One of the themes of this blog is that estate planning is not a one-and-done activity. To be sure, for a married couple it may seem straightforward to simply leave everything to each other. After all, that is what a tenancy by the entirety is intended to do for jointly held property. And a will can pass along other property, often via a trust.
At that point, however, the need to go through probate may be triggered. That is why, in Massachusetts and across the country, the most effective forms of estate planning take account of ways to avoid probate.
One way to do this is to through revocable trusts. Revocable merely means that it could be changed. But change is a legitimate possibility in an estate planning process that, as important as it is, is not static and fixed for all time. For example, if the parties get divorced, the estate plan should change accordingly.

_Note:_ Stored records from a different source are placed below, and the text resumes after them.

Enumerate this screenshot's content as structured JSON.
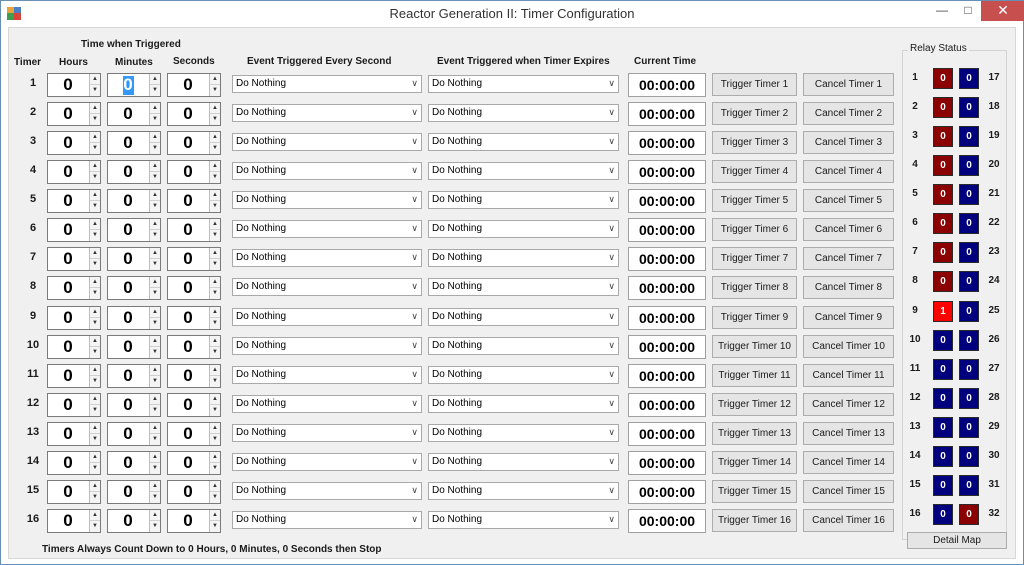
{
  "window": {
    "title": "Reactor Generation II: Timer Configuration",
    "min_glyph": "—",
    "max_glyph": "□",
    "close_glyph": "✕"
  },
  "headers": {
    "timer": "Timer",
    "time_group": "Time when Triggered",
    "hours": "Hours",
    "minutes": "Minutes",
    "seconds": "Seconds",
    "event_every_second": "Event Triggered Every Second",
    "event_expire": "Event Triggered when Timer Expires",
    "current_time": "Current Time"
  },
  "rows": [
    {
      "num": "1",
      "hours": "0",
      "minutes": "0",
      "seconds": "0",
      "event_second": "Do Nothing",
      "event_expire": "Do Nothing",
      "current": "00:00:00",
      "trigger": "Trigger Timer 1",
      "cancel": "Cancel Timer 1"
    },
    {
      "num": "2",
      "hours": "0",
      "minutes": "0",
      "seconds": "0",
      "event_second": "Do Nothing",
      "event_expire": "Do Nothing",
      "current": "00:00:00",
      "trigger": "Trigger Timer 2",
      "cancel": "Cancel Timer 2"
    },
    {
      "num": "3",
      "hours": "0",
      "minutes": "0",
      "seconds": "0",
      "event_second": "Do Nothing",
      "event_expire": "Do Nothing",
      "current": "00:00:00",
      "trigger": "Trigger Timer 3",
      "cancel": "Cancel Timer 3"
    },
    {
      "num": "4",
      "hours": "0",
      "minutes": "0",
      "seconds": "0",
      "event_second": "Do Nothing",
      "event_expire": "Do Nothing",
      "current": "00:00:00",
      "trigger": "Trigger Timer 4",
      "cancel": "Cancel Timer 4"
    },
    {
      "num": "5",
      "hours": "0",
      "minutes": "0",
      "seconds": "0",
      "event_second": "Do Nothing",
      "event_expire": "Do Nothing",
      "current": "00:00:00",
      "trigger": "Trigger Timer 5",
      "cancel": "Cancel Timer 5"
    },
    {
      "num": "6",
      "hours": "0",
      "minutes": "0",
      "seconds": "0",
      "event_second": "Do Nothing",
      "event_expire": "Do Nothing",
      "current": "00:00:00",
      "trigger": "Trigger Timer 6",
      "cancel": "Cancel Timer 6"
    },
    {
      "num": "7",
      "hours": "0",
      "minutes": "0",
      "seconds": "0",
      "event_second": "Do Nothing",
      "event_expire": "Do Nothing",
      "current": "00:00:00",
      "trigger": "Trigger Timer 7",
      "cancel": "Cancel Timer 7"
    },
    {
      "num": "8",
      "hours": "0",
      "minutes": "0",
      "seconds": "0",
      "event_second": "Do Nothing",
      "event_expire": "Do Nothing",
      "current": "00:00:00",
      "trigger": "Trigger Timer 8",
      "cancel": "Cancel Timer 8"
    },
    {
      "num": "9",
      "hours": "0",
      "minutes": "0",
      "seconds": "0",
      "event_second": "Do Nothing",
      "event_expire": "Do Nothing",
      "current": "00:00:00",
      "trigger": "Trigger Timer 9",
      "cancel": "Cancel Timer 9"
    },
    {
      "num": "10",
      "hours": "0",
      "minutes": "0",
      "seconds": "0",
      "event_second": "Do Nothing",
      "event_expire": "Do Nothing",
      "current": "00:00:00",
      "trigger": "Trigger Timer 10",
      "cancel": "Cancel Timer 10"
    },
    {
      "num": "11",
      "hours": "0",
      "minutes": "0",
      "seconds": "0",
      "event_second": "Do Nothing",
      "event_expire": "Do Nothing",
      "current": "00:00:00",
      "trigger": "Trigger Timer 11",
      "cancel": "Cancel Timer 11"
    },
    {
      "num": "12",
      "hours": "0",
      "minutes": "0",
      "seconds": "0",
      "event_second": "Do Nothing",
      "event_expire": "Do Nothing",
      "current": "00:00:00",
      "trigger": "Trigger Timer 12",
      "cancel": "Cancel Timer 12"
    },
    {
      "num": "13",
      "hours": "0",
      "minutes": "0",
      "seconds": "0",
      "event_second": "Do Nothing",
      "event_expire": "Do Nothing",
      "current": "00:00:00",
      "trigger": "Trigger Timer 13",
      "cancel": "Cancel Timer 13"
    },
    {
      "num": "14",
      "hours": "0",
      "minutes": "0",
      "seconds": "0",
      "event_second": "Do Nothing",
      "event_expire": "Do Nothing",
      "current": "00:00:00",
      "trigger": "Trigger Timer 14",
      "cancel": "Cancel Timer 14"
    },
    {
      "num": "15",
      "hours": "0",
      "minutes": "0",
      "seconds": "0",
      "event_second": "Do Nothing",
      "event_expire": "Do Nothing",
      "current": "00:00:00",
      "trigger": "Trigger Timer 15",
      "cancel": "Cancel Timer 15"
    },
    {
      "num": "16",
      "hours": "0",
      "minutes": "0",
      "seconds": "0",
      "event_second": "Do Nothing",
      "event_expire": "Do Nothing",
      "current": "00:00:00",
      "trigger": "Trigger Timer 16",
      "cancel": "Cancel Timer 16"
    }
  ],
  "selected_field": {
    "row": 0,
    "field": "minutes"
  },
  "footer_note": "Timers Always Count Down to 0 Hours, 0 Minutes, 0 Seconds then Stop",
  "relay_panel": {
    "title": "Relay Status",
    "detail_button": "Detail Map",
    "colors": {
      "left_off": "#8b0000",
      "left_on": "#ff0000",
      "right_off": "#00007f",
      "right_red": "#8b0000",
      "text": "#ffffff"
    },
    "rows": [
      {
        "left_num": "1",
        "left_val": "0",
        "right_val": "0",
        "right_num": "17",
        "left_color": "dark_red",
        "right_color": "dark_blue"
      },
      {
        "left_num": "2",
        "left_val": "0",
        "right_val": "0",
        "right_num": "18",
        "left_color": "dark_red",
        "right_color": "dark_blue"
      },
      {
        "left_num": "3",
        "left_val": "0",
        "right_val": "0",
        "right_num": "19",
        "left_color": "dark_red",
        "right_color": "dark_blue"
      },
      {
        "left_num": "4",
        "left_val": "0",
        "right_val": "0",
        "right_num": "20",
        "left_color": "dark_red",
        "right_color": "dark_blue"
      },
      {
        "left_num": "5",
        "left_val": "0",
        "right_val": "0",
        "right_num": "21",
        "left_color": "dark_red",
        "right_color": "dark_blue"
      },
      {
        "left_num": "6",
        "left_val": "0",
        "right_val": "0",
        "right_num": "22",
        "left_color": "dark_red",
        "right_color": "dark_blue"
      },
      {
        "left_num": "7",
        "left_val": "0",
        "right_val": "0",
        "right_num": "23",
        "left_color": "dark_red",
        "right_color": "dark_blue"
      },
      {
        "left_num": "8",
        "left_val": "0",
        "right_val": "0",
        "right_num": "24",
        "left_color": "dark_red",
        "right_color": "dark_blue"
      },
      {
        "left_num": "9",
        "left_val": "1",
        "right_val": "0",
        "right_num": "25",
        "left_color": "bright_red",
        "right_color": "dark_blue"
      },
      {
        "left_num": "10",
        "left_val": "0",
        "right_val": "0",
        "right_num": "26",
        "left_color": "dark_blue",
        "right_color": "dark_blue"
      },
      {
        "left_num": "11",
        "left_val": "0",
        "right_val": "0",
        "right_num": "27",
        "left_color": "dark_blue",
        "right_color": "dark_blue"
      },
      {
        "left_num": "12",
        "left_val": "0",
        "right_val": "0",
        "right_num": "28",
        "left_color": "dark_blue",
        "right_color": "dark_blue"
      },
      {
        "left_num": "13",
        "left_val": "0",
        "right_val": "0",
        "right_num": "29",
        "left_color": "dark_blue",
        "right_color": "dark_blue"
      },
      {
        "left_num": "14",
        "left_val": "0",
        "right_val": "0",
        "right_num": "30",
        "left_color": "dark_blue",
        "right_color": "dark_blue"
      },
      {
        "left_num": "15",
        "left_val": "0",
        "right_val": "0",
        "right_num": "31",
        "left_color": "dark_blue",
        "right_color": "dark_blue"
      },
      {
        "left_num": "16",
        "left_val": "0",
        "right_val": "0",
        "right_num": "32",
        "left_color": "dark_blue",
        "right_color": "dark_red"
      }
    ]
  }
}
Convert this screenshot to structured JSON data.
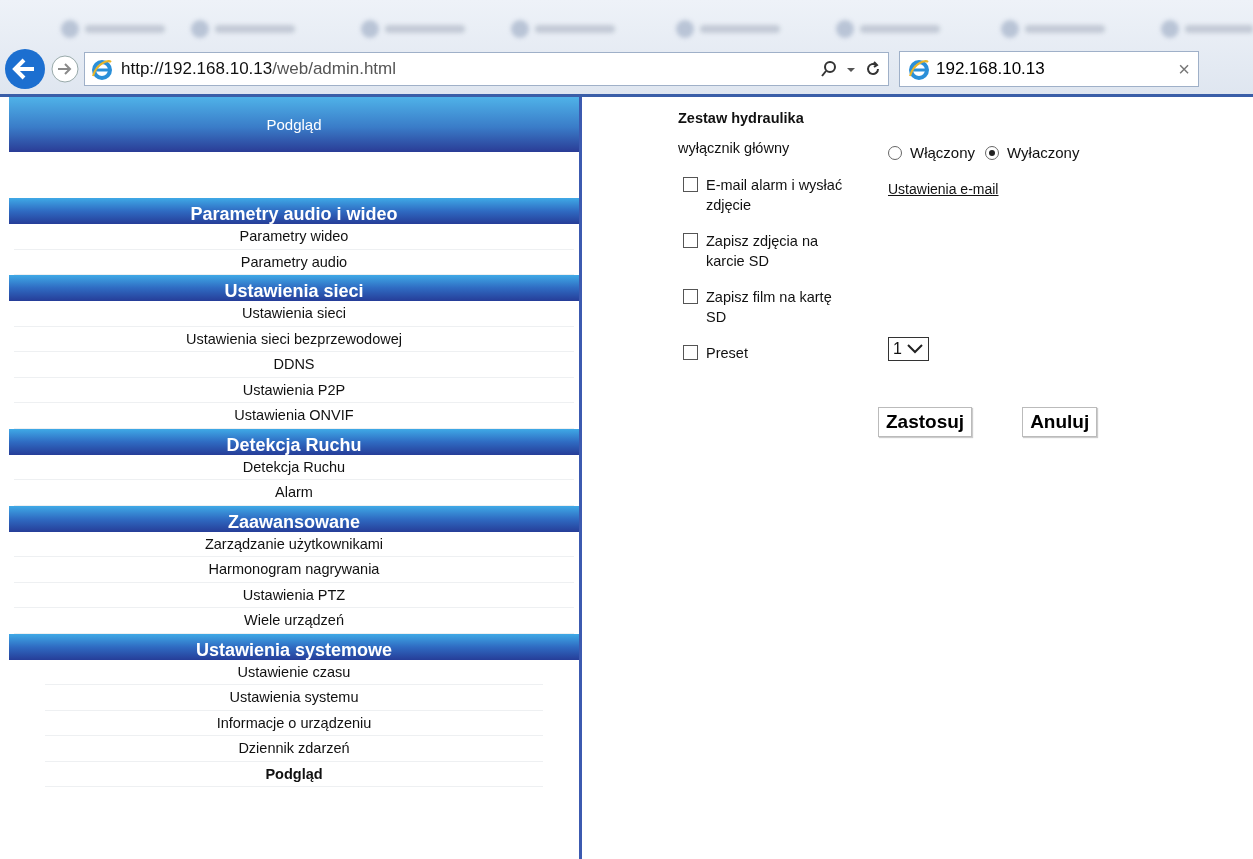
{
  "browser": {
    "url_host": "http://192.168.10.13",
    "url_path": "/web/admin.html",
    "tab_title": "192.168.10.13",
    "tab_close": "×"
  },
  "sidebar": {
    "header": "Podgląd",
    "sections": [
      {
        "title": "Parametry audio i wideo",
        "items": [
          {
            "label": "Parametry wideo",
            "selected": false
          },
          {
            "label": "Parametry audio",
            "selected": false
          }
        ]
      },
      {
        "title": "Ustawienia sieci",
        "items": [
          {
            "label": "Ustawienia sieci",
            "selected": false
          },
          {
            "label": "Ustawienia sieci bezprzewodowej",
            "selected": false
          },
          {
            "label": "DDNS",
            "selected": false
          },
          {
            "label": "Ustawienia P2P",
            "selected": false
          },
          {
            "label": "Ustawienia ONVIF",
            "selected": false
          }
        ]
      },
      {
        "title": "Detekcja Ruchu",
        "items": [
          {
            "label": "Detekcja Ruchu",
            "selected": false
          },
          {
            "label": "Alarm",
            "selected": false
          }
        ]
      },
      {
        "title": "Zaawansowane",
        "items": [
          {
            "label": "Zarządzanie użytkownikami",
            "selected": false
          },
          {
            "label": "Harmonogram nagrywania",
            "selected": false
          },
          {
            "label": "Ustawienia PTZ",
            "selected": false
          },
          {
            "label": "Wiele urządzeń",
            "selected": false
          }
        ]
      },
      {
        "title": "Ustawienia systemowe",
        "items": [
          {
            "label": "Ustawienie czasu",
            "selected": false
          },
          {
            "label": "Ustawienia systemu",
            "selected": false
          },
          {
            "label": "Informacje o urządzeniu",
            "selected": false
          },
          {
            "label": "Dziennik zdarzeń",
            "selected": false
          },
          {
            "label": "Podgląd",
            "selected": true
          }
        ]
      }
    ]
  },
  "form": {
    "title": "Zestaw hydraulika",
    "main_switch": {
      "label": "wyłącznik główny",
      "options": [
        {
          "label": "Włączony",
          "selected": false
        },
        {
          "label": "Wyłaczony",
          "selected": true
        }
      ]
    },
    "options": [
      {
        "label": "E-mail alarm i wysłać zdjęcie",
        "checked": false,
        "link": "Ustawienia e-mail"
      },
      {
        "label": "Zapisz zdjęcia na karcie SD",
        "checked": false
      },
      {
        "label": "Zapisz film na kartę SD",
        "checked": false
      },
      {
        "label": "Preset",
        "checked": false,
        "select": "1"
      }
    ],
    "buttons": [
      "Zastosuj",
      "Anuluj"
    ]
  }
}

Still, a basic procedure that makes sense for many couples is for both marriage partners to create revocable trusts. In this way, marital property is left not directly to the other spouse, but to the trust for transmission to the spouse.
In order to implement this type of estate plan, a key step is therefore to make sure bank accounts and other financial accounts are appropriately retitled. Once they are retitled, the accounts would bear the names not of the spouses, but of their revocable trusts.
Of course, there are many factors that can be involved for specific couples. There is no such thing as a one-size-fits-all estate plan. It is good to be aware, however, of basic estate plan strategies such as the use of revocable trusts.
Source: “Estate Plan Funding for Spouses,” Forbes, Stephen J. Dunn, May 27, 2013